Age, race, education, religion, upbringing, experience, opportunity…I’ve seen wildly successful people and miserable failures come from every walk of life. None of these things are a prerequisites, nor guarantors, of success.
Willpower, on the other hand, is critical to success. It’s an absolute must. Truly successful people always seem to possess an indomitable will, an inner strength that simply refuses to give up. That doesn’t mean they don’t have moments of weakness or doubt, and it certainly doesn’t mean that they never fail. They have all of those things, in spades. But they simply refuse to give up, no matter what happens. They exert their will to push through whatever happens, to adapt, survive, and eventually succeed.

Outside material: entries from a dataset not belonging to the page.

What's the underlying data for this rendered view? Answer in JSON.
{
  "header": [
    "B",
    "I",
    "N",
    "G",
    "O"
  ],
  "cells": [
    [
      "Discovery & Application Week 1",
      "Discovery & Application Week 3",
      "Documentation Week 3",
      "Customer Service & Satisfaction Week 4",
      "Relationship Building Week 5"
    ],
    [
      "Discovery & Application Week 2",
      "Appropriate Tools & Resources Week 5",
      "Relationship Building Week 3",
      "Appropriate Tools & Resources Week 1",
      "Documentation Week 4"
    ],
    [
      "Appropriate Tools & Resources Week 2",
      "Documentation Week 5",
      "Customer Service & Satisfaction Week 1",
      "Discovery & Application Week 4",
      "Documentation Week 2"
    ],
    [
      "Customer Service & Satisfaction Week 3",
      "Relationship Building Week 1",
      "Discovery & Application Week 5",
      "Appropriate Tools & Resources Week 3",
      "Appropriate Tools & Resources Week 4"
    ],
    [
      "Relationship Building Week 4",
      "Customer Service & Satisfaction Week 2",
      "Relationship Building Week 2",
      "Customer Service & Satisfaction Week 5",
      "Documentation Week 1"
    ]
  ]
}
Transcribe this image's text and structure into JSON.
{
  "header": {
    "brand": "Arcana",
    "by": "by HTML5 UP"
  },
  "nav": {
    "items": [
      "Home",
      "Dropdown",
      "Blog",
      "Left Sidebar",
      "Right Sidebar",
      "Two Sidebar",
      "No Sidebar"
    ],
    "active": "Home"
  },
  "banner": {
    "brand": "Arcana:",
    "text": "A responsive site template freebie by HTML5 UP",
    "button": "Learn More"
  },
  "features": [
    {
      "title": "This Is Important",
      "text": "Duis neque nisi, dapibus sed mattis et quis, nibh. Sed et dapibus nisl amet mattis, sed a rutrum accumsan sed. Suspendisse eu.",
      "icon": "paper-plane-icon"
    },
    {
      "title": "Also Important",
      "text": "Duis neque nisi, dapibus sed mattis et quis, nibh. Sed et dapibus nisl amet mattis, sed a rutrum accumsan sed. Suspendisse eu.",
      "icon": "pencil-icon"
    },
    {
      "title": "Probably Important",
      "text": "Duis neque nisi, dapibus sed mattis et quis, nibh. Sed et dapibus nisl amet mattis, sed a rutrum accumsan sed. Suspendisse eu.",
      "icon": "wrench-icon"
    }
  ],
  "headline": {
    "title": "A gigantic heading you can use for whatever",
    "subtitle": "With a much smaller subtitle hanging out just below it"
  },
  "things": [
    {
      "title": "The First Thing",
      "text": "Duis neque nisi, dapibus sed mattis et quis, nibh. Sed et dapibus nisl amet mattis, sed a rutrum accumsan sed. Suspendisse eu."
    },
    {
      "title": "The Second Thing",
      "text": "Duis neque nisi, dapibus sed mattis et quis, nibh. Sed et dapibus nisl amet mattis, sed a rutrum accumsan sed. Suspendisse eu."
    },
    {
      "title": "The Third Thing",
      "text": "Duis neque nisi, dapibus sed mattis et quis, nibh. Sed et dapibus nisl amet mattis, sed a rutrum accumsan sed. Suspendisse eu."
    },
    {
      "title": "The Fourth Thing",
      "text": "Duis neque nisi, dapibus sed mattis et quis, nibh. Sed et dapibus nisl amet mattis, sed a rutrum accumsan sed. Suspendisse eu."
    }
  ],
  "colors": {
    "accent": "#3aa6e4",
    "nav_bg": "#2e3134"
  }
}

True, lasting failure comes only from a lack of willpower. Those who adopt a victim mentality, blaming others for their circumstances, are the truest failures. They’ve shown that they lack the will to succeed, and behave like spoiled, entitled brats who seem to think that the world exists to serve their wants and needs.